The lottery is an institution wherein a number of people are randomly selected to win prizes. In most cases the prize money is monetary, but other non-monetary benefits can also be obtained through lottery participation. Lotteries can be organized by the state or by private entities and are commonly used as a source of revenue for government. Unlike a conventional tax, the consumers of a lottery are not aware of the implicit tax rate on their purchases.
To keep ticket sales robust, the prize pool must be large enough to attract many participants. Normally, a percentage of the pool is used for costs and promotion; only a small fraction is available to winners. To ensure that the odds of winning are competitive, state governments have tried to strike a balance between few large prizes and many smaller ones.
One of the main messages a lottery sends is that it is not just a way for the state to raise revenue. This obscures the regressivity of state gambling and promotes the belief that playing the lottery is not just a waste of money but that you are doing a good civic thing when buying a ticket.

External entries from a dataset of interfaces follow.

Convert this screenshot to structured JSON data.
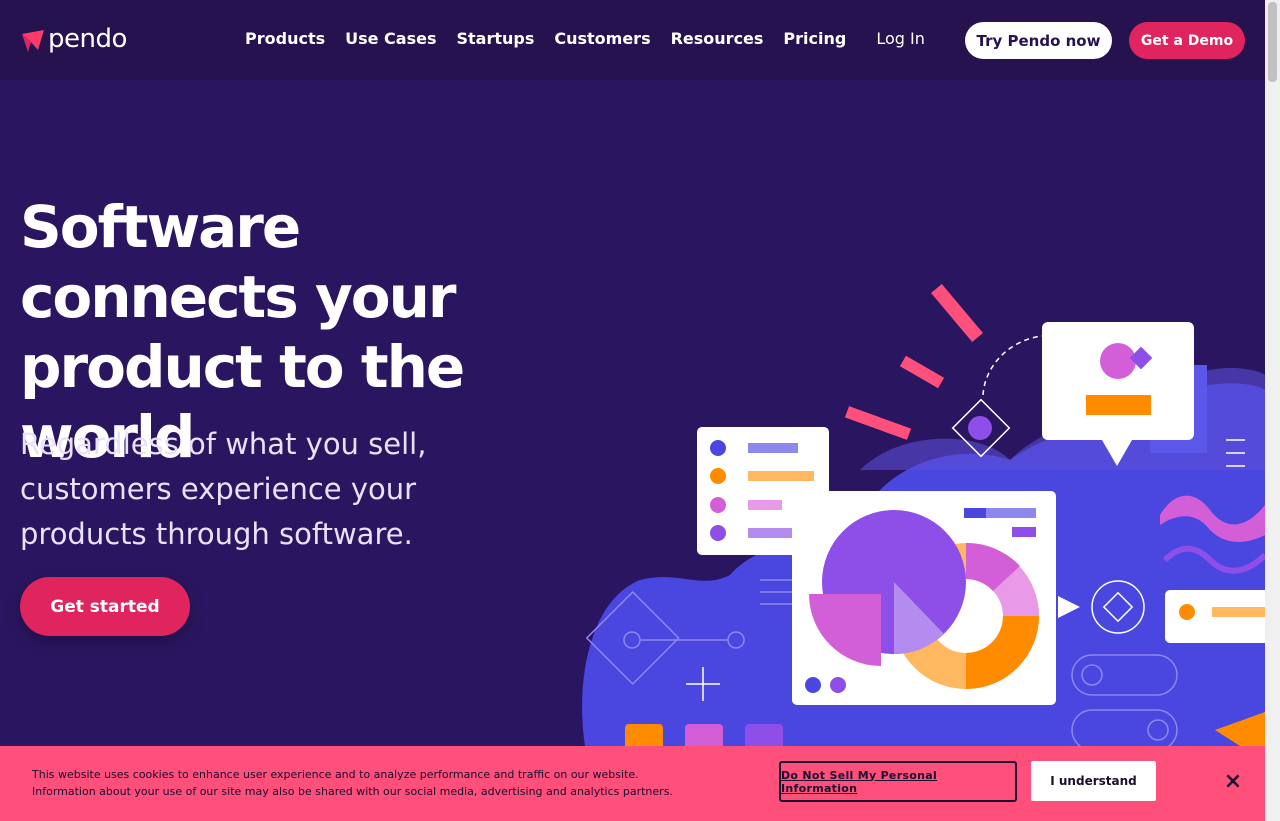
{
  "header": {
    "logo_text": "pendo",
    "nav": [
      "Products",
      "Use Cases",
      "Startups",
      "Customers",
      "Resources",
      "Pricing"
    ],
    "login": "Log In",
    "try_button": "Try Pendo now",
    "demo_button": "Get a Demo"
  },
  "hero": {
    "title": "Software connects your product to the world",
    "subtitle": "Regardless of what you sell, customers experience your products through software.",
    "cta": "Get started"
  },
  "cookie": {
    "text_line1": "This website uses cookies to enhance user experience and to analyze performance and traffic on our website.",
    "text_line2": "Information about your use of our site may also be shared with our social media, advertising and analytics partners.",
    "dns_button": "Do Not Sell My Personal Information",
    "accept_button": "I understand",
    "close": "×"
  },
  "colors": {
    "background": "#2a1660",
    "header": "#25124f",
    "accent": "#e0245e",
    "cookie_bg": "#ff4f7b",
    "orange": "#ff8c00",
    "purple": "#8e4ee8",
    "magenta": "#d35fd8",
    "blue": "#4a46e0"
  }
}
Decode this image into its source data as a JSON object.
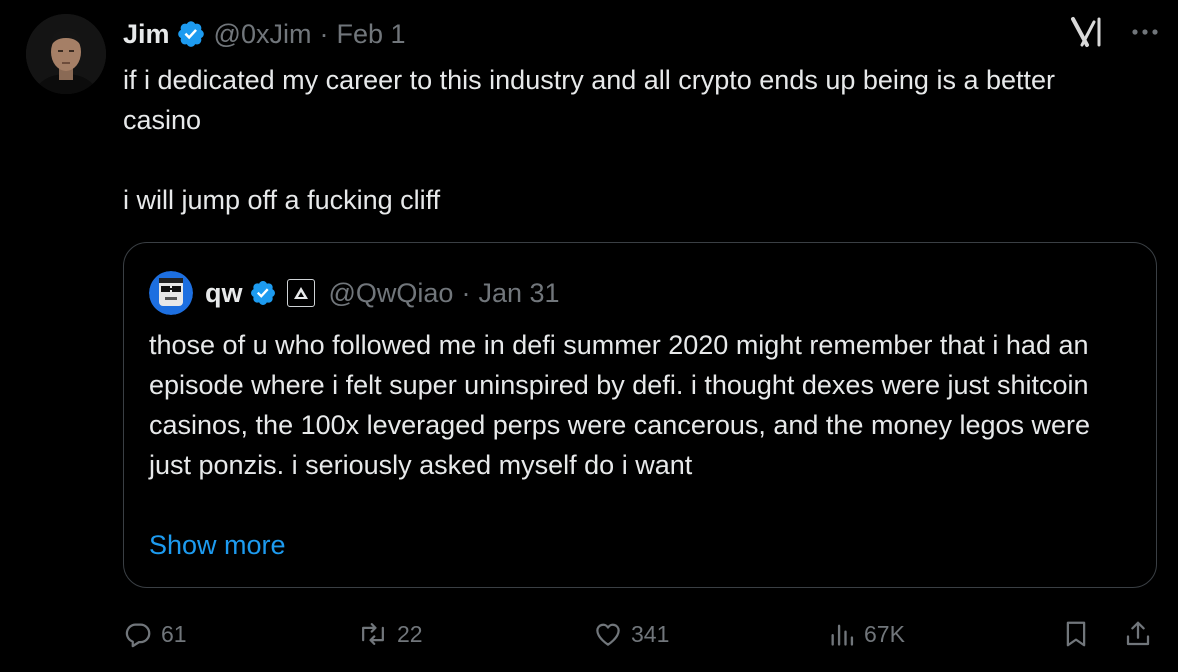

But winning is not as easy as some would like to think and most people who do make the leap from average to rich have a hard time keeping their wealth. In fact, most lottery winners wind up bankrupt within a few years after they get their big payout. The reason for this is that it is very difficult to remain disciplined about money once you have tasted it.